Please find below the details for this academic year’s first seminar for the Bilkent Philosophy and Literature Colloquia Series, organised by Dr Patrick Fessenbecker and Dr Andrea Selleri and featuring our first invited speaker, Dr Iris Vidmar Jovanović from the University of Rijeka. Anyone interested is very welcome to attend. The event will take place on Zoom.
Topic: ELIT / Seminar : Iris Vidmar Jovanović, “From Banned to Burnt for the Public Good: On the (Im)morality of Literature
Time: Oct 12, 2022 05:30 PM
***This is an online seminar. To obtain the event link, please send a message to department.
Abstract: Appalled by the worldwide destruction of artworks, Margaret Atwood protested the censorship of novels and exclusion of artists from the public space by putting one of her own books on fire. The book – deliberately printed on fire-resistant paper – was The Handmaid’s Tale, a fictional masterpiece that has been banned from numerous countries for its allegedly dangerous ideas and potentially harmful impact. As history teaches us, this is not the first time a book was deemed dangerous: ever since Plato disapprovingly pointed his finger at Homer for his depiction of lustful gods and sinful mortals, numerous authors found themselves on trials, even in prisons, with their works banned, even destroyed. In some cases, such treatment of these authors and their works is met with resistance and condemnation: imagine the harm done to our poetic tradition if Baudelaire’s poems never saw the light of day! On the other hand, it is questionable whether the artistic achievements of Margaret Mitchel trump the celebration of slavery depicted in Gone with the Wind. Given these examples, we have to wonder: are there dangerous books, and should they be destroyed, if they can indeed be harmful to our moral sensibility? This is the question I explore in this presentation. Within philosophy, this question is referred to as the causal question: can works of literature have an impact on our moral sensibility, and what are the factors that determine whether such impact is positive or negative? I will approach this problem by examining some recent empirical research on the causal question, and I will proceed to show that such research is too concerned with the character of a work, ignoring certain important aspects of the process of moral reasoning. Once we have a better sense of how we make moral judgements, it becomes easier to understand the impact of literature on our moral sensibility. This should enable us to develop an approach to teaching literature which does justice to its aesthetic and artistic values while also putting its (im)moral character to good educational use.

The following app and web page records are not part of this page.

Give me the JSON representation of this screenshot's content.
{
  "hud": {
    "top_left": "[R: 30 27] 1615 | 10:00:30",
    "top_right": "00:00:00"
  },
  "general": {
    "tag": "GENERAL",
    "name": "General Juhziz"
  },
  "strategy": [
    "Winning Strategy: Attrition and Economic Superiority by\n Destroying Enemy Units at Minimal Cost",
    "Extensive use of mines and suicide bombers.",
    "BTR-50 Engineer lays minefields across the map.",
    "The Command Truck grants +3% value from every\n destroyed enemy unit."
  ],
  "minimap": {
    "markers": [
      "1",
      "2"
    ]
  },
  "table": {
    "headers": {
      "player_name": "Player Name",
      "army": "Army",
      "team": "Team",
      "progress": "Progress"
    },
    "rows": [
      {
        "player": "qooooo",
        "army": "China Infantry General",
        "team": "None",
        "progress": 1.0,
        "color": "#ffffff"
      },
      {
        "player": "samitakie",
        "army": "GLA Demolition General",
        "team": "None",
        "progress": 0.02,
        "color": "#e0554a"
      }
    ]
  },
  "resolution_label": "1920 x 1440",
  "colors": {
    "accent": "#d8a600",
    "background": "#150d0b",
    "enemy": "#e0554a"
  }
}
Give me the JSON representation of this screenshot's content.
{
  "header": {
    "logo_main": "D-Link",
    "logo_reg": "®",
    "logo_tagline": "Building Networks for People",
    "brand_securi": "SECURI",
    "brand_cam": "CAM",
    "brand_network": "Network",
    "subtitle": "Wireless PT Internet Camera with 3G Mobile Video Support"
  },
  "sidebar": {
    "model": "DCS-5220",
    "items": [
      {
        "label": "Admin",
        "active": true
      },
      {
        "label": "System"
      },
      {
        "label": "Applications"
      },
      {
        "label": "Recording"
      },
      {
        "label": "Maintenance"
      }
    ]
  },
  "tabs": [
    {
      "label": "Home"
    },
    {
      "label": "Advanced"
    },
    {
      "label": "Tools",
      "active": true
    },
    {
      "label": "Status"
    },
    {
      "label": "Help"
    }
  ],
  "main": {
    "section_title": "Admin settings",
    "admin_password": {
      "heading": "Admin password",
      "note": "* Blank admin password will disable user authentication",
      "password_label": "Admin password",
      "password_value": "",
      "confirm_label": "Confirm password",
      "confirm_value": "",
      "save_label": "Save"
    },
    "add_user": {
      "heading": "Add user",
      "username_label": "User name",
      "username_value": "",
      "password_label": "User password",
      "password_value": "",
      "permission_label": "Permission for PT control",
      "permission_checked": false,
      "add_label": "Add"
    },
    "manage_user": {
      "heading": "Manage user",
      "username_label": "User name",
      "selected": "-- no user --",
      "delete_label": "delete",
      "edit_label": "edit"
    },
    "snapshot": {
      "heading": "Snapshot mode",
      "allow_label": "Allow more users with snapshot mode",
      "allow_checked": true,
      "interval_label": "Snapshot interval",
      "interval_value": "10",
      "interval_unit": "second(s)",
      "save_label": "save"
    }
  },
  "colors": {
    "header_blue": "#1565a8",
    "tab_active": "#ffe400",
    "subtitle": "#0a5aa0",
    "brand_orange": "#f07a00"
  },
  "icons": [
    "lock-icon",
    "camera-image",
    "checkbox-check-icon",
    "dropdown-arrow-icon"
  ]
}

Biographical note: Iris Vidmar Jovanović is an assistant professor and chair in aesthetics at the department of philosophy, University of Rijeka. She is a secretary of the European Society for Aesthetics and an Associate Editor of the journal Philosophia. She is the principal investigator of the research project dedicated to ethical and cognitive value of narrative art (https://aetna.uniri.hr/)